>>>

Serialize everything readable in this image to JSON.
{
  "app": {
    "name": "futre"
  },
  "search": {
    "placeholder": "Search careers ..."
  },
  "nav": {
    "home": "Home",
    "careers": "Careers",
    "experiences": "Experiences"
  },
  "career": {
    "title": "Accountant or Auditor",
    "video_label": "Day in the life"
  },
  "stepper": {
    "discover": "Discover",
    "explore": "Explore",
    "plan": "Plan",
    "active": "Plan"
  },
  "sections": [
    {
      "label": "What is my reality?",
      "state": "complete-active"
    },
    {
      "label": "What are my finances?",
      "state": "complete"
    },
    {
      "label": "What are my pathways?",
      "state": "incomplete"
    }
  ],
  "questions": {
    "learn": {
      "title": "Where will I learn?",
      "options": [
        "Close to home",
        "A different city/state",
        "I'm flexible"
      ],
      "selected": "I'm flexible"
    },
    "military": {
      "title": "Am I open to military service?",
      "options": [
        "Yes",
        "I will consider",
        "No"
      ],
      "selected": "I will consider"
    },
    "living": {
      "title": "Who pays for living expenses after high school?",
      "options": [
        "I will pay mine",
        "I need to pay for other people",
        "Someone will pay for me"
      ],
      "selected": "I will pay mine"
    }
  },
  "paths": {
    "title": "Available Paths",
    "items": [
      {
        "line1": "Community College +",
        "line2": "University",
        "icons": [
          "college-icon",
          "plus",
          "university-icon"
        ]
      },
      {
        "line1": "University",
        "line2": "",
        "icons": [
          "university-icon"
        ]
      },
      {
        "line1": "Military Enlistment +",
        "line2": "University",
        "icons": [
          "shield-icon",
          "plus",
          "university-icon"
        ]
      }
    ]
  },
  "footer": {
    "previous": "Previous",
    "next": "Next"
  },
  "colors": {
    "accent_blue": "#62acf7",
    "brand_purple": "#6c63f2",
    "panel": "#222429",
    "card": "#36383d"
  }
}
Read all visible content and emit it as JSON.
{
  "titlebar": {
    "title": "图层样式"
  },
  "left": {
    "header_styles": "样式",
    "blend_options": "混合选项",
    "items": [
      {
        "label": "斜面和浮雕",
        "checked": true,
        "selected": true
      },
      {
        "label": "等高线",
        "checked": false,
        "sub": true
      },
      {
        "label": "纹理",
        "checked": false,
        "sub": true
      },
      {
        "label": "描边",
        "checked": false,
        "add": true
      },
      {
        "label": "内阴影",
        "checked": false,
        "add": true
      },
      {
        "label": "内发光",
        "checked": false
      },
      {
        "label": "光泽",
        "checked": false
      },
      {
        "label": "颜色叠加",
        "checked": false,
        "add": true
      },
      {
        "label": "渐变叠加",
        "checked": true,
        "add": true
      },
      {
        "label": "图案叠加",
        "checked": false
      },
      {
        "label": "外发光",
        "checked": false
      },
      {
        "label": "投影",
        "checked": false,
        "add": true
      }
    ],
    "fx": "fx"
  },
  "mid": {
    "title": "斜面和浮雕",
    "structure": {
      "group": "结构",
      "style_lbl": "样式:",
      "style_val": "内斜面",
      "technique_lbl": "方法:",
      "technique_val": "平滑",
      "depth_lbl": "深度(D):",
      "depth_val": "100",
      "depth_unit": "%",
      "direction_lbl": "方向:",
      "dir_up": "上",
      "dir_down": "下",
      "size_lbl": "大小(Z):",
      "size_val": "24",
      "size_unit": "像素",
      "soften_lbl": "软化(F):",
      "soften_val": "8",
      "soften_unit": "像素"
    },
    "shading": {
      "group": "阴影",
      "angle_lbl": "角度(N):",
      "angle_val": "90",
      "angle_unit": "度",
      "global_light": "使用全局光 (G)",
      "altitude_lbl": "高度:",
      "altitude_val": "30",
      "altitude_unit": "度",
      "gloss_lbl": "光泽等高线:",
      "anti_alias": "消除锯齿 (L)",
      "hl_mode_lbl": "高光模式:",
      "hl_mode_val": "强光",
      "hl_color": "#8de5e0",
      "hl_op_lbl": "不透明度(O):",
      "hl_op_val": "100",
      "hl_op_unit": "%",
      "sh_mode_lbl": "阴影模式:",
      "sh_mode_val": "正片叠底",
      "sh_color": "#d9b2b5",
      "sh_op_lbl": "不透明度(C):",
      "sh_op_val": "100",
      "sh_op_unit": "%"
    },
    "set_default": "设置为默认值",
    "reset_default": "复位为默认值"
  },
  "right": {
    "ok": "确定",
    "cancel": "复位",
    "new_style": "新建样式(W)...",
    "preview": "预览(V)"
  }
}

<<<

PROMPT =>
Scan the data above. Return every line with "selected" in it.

ANSWER SPACE =>
      "selected": "I'm flexible"
      "selected": "I will consider"
      "selected": "I will pay mine"
        "selected": true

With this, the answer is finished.